For the last year, I have tried to engage with the small circle of social CRM influencers. I have followed many of them on Twitter; retweeted their good content, linked to them from my blog posts and tried to engage with them on a variety of different levels. Not to debate but to learn. I am trying to figure out what it is they know that I don’t know. Is there some secret formula to social CRM that’s hidden in their brains that they only share with each other, like the Illuminati?
Perhaps I am not taken very serious. Is it that I am a marketing guy by trade? Could it be that work for a PR firm? Who knows.
Whatever the reason is, here is what I know about social CRM (and I am summarizing):
The social customer is gaining influence (we all know that) and has been ever since Al Gore invented the internet. Companies that used to engage in one way dialogue realized that the social customer was important so they began to engage. Now many of them are trying to solve customer problems via Twitter, Facebook and other networks.
I know that CRM is about managing customer relationships in an organized way; and can help improve operational effectiveness within the organization, easier access to customer data, and improved collaboration between cross functional teams, specifically sales.
I know that “social CRM”, a term often debated by industry pundits, is about putting the social customer front and center. I have a tendency of over simplifying everything but this is how I see it. Social CRM is a business strategy that helps organizations evolve into a social business. It is an initiative that considers technology, intelligence and process; so when organizations communicate with their customers they know what to say, how to say it, when to say it and who to say it to in order to provide a more relevant and meaningful customer interaction.
I also know that all this talk about social CRM is much easier to write/blog/tweet/debate and criticize others about than it is to actually implement. I have spent many years working in the enterprise, and while collaboration is improving, it’s still not where it should be. Try to get sales, marketing, support and engineering to all agree on a social CRM project. Good luck even getting them to attend the meeting.
Lastly, I know that social CRM will eventually be integrated into normal business operations (or marketing?) once organizations reign in the chaos, technology catches up and processes are established. Perhaps we won’t even call social CRM anymore, just social business.
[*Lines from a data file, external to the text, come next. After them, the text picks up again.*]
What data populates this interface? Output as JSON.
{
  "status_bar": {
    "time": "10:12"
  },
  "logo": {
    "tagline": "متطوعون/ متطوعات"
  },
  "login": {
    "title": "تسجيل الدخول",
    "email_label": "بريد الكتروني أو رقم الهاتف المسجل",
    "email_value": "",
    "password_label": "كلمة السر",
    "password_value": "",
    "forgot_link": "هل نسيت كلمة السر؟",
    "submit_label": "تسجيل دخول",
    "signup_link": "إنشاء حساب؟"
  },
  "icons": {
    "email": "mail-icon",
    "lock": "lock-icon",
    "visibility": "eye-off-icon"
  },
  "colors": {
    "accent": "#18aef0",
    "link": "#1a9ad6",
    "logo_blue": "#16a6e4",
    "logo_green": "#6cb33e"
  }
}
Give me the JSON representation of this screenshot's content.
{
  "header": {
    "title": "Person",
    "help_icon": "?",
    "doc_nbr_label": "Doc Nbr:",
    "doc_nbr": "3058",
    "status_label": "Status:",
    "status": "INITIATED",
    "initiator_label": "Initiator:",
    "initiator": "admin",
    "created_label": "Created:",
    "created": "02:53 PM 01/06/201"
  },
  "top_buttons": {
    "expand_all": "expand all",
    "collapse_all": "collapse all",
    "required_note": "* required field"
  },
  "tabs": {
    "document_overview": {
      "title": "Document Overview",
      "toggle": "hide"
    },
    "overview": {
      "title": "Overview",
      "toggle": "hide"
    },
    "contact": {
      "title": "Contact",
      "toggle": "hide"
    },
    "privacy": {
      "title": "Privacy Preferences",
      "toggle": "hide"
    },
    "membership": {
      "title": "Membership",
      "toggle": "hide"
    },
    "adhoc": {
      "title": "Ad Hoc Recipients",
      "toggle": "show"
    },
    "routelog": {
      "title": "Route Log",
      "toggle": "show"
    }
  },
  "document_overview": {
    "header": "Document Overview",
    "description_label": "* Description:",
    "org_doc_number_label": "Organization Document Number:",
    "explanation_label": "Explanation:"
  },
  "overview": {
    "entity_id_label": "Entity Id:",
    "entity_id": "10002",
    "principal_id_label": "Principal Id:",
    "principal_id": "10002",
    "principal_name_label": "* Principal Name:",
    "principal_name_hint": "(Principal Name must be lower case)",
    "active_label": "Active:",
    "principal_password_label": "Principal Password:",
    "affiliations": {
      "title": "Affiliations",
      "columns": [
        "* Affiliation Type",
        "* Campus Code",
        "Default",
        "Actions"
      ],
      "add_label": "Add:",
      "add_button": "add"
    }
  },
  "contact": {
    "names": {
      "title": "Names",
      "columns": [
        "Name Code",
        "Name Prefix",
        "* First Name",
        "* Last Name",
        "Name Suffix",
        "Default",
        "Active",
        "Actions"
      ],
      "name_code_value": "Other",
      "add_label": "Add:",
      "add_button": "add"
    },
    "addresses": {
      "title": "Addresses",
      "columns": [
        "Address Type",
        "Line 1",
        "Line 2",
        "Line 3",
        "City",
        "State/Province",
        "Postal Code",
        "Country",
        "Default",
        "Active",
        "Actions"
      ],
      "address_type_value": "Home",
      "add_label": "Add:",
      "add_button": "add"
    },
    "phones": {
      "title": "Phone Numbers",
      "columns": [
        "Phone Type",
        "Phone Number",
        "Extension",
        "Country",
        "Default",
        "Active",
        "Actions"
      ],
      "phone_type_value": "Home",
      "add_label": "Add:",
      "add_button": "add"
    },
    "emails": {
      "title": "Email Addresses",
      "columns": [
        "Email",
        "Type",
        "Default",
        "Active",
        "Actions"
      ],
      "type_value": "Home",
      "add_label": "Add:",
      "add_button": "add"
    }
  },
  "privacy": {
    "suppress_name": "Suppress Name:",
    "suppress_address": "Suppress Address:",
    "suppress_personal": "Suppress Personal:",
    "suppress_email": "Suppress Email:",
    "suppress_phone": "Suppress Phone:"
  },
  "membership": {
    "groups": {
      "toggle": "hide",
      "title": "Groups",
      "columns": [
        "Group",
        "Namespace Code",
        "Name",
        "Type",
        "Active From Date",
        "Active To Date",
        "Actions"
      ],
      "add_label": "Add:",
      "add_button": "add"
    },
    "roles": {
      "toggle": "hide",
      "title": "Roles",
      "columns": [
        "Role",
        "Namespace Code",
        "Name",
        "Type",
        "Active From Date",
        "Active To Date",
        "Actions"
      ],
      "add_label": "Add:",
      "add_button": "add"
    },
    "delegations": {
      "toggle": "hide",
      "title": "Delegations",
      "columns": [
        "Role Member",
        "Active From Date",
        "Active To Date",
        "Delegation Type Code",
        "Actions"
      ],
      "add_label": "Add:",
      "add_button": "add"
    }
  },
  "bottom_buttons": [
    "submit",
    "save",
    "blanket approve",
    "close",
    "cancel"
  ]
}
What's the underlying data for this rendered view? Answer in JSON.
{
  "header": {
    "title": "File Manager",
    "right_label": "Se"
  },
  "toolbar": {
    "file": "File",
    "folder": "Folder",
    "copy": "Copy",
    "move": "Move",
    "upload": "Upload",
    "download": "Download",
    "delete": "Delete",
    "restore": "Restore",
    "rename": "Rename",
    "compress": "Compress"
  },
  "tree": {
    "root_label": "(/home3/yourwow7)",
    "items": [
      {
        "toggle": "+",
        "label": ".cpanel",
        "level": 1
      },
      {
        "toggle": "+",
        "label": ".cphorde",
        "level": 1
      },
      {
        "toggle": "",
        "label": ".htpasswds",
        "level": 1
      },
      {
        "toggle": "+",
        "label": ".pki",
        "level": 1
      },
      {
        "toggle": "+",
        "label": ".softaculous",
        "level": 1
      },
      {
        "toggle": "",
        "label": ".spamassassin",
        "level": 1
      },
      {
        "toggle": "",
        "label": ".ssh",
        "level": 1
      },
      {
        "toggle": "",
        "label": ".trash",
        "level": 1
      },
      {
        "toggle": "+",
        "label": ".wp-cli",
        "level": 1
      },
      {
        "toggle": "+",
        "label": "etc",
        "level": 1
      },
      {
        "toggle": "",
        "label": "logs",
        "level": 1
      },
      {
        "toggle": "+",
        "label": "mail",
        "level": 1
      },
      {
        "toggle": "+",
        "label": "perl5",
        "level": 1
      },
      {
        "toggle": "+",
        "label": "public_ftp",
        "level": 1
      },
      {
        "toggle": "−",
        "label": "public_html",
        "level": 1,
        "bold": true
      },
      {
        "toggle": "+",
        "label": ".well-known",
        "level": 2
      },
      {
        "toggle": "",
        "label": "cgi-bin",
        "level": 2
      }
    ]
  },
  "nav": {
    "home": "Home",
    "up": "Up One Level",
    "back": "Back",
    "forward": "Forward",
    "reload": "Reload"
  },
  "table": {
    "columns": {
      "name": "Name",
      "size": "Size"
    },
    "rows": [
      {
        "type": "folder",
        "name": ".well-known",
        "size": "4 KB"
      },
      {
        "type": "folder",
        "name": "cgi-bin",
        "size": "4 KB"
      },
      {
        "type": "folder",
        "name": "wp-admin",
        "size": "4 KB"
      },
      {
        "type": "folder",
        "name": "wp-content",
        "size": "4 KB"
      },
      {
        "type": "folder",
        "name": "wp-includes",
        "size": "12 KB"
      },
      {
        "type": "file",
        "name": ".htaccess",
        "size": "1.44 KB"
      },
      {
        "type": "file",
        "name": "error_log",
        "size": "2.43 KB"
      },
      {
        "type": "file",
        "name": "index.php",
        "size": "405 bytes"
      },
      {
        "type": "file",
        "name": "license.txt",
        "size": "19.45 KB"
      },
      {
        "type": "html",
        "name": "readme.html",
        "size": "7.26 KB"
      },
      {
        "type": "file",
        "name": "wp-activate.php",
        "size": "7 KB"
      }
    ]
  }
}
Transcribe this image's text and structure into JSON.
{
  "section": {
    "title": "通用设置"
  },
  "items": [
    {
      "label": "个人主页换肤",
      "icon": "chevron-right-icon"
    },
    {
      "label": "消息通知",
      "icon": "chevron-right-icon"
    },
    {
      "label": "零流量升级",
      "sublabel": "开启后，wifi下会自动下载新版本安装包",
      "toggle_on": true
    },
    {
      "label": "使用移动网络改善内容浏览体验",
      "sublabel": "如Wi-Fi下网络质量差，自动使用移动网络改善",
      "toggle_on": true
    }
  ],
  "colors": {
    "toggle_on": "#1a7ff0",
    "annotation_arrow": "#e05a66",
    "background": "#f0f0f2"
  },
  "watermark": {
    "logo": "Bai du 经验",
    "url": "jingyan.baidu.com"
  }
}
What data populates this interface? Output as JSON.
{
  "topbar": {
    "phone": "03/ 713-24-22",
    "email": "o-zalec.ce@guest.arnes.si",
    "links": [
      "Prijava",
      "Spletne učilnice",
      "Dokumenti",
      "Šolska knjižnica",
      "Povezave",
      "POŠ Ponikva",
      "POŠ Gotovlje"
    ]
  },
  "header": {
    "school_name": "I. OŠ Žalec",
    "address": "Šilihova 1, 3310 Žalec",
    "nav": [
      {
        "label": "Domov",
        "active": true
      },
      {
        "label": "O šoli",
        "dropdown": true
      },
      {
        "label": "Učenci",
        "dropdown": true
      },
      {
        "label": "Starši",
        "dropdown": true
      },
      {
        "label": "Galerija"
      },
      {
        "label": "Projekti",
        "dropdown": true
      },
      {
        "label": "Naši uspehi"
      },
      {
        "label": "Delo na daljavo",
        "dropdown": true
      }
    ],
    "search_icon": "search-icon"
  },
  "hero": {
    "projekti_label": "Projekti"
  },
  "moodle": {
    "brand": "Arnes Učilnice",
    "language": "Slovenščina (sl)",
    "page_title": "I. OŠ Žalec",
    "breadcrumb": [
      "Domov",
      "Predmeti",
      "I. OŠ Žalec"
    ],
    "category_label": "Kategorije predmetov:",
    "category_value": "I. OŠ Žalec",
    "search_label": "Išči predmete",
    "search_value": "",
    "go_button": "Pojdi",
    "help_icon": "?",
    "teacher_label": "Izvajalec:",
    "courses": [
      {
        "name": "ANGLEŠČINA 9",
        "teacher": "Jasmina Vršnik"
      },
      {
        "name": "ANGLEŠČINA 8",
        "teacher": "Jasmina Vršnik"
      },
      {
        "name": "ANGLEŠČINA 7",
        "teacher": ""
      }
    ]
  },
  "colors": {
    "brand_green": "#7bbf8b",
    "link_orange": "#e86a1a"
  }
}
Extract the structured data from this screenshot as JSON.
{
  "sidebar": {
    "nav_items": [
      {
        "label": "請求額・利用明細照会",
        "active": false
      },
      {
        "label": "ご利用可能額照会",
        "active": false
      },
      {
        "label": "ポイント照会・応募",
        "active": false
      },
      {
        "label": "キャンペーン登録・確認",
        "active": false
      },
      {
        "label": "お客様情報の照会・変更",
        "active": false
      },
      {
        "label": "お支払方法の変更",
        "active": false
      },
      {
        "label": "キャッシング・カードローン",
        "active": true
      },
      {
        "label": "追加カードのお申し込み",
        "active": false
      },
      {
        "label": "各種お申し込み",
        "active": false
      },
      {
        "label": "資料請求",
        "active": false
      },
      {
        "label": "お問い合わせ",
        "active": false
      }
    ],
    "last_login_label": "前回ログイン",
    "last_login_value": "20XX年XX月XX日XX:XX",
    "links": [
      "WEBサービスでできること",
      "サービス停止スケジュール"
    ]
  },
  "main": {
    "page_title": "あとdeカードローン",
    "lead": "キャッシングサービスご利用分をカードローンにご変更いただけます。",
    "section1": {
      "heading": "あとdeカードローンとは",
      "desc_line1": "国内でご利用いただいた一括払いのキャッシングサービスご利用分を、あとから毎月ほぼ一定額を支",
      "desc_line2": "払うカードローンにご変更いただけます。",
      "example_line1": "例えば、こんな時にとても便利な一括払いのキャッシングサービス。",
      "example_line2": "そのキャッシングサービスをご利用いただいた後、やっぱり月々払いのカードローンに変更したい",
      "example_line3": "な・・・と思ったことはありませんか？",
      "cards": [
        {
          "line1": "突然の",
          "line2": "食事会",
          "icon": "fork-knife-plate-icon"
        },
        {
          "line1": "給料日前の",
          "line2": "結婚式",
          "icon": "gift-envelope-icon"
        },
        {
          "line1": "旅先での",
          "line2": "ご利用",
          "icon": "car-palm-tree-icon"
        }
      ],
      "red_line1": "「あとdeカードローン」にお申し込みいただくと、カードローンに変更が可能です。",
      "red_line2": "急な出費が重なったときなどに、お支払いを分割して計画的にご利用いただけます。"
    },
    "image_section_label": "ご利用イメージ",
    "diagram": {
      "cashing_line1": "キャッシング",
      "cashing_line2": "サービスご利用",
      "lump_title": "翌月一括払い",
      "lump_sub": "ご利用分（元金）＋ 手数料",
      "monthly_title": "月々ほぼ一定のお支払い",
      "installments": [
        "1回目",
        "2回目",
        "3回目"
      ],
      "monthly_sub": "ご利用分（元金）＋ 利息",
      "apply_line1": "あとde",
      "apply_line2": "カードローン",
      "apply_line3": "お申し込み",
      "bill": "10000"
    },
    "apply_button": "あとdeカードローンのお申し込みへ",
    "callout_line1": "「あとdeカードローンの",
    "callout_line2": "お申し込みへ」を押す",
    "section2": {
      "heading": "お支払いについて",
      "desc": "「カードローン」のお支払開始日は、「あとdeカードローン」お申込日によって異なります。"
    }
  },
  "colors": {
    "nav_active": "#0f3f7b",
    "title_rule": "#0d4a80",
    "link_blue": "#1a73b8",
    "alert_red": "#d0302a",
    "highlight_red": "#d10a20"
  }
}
Other than expanding on the points above, what else am I missing? What is the holy grail of social CRM that I am overlooking? Is there a trigger, process or methodology that I have not yet read that sheds some light on this?
I don’t care who coined the phrase. I don’t want debate the definition. I don’t really care if you agree or disagree with my views. I know I am not a part of the inner-circle. I just want to learn. I want to understand.
This is why I feel new thought leadership is needed in this space.
I have spent many months researching this and I am tired. Everyone is saying the same thing. I even searched YouTube for “social CRM” and the content is old dating back to 2009. Is there no more innovation in the space? Maybe the experts have moved on to bigger and better things; possibly trying to establish themselves as social business thought leaders.
My conclusion is that new thought leadership is needed in this space. No disrespect to the “old school” but if social CRM is about the customer, we need people who are on the front lines engaging with them every single day sharing their views and establishing a point of view. Community managers, support professionals and others who are solving customer problems and building advocacy are the ones I want to hear from. There is a big difference between telling the world what “they should be doing” than telling the world what “they are doing.”
Certainly there is more to social CRM than just general community management and support. Enterprise collaboration, process improvement, technology, governance also play a substantial part in the CRM process. But guess what, many community managers and others are doing this today.
The landscape is changing so quickly that what works today may not necessarily work tomorrow. And, while theory is certainly a good foundation, practical application is where the learning actually happens and thought leadership gives birth.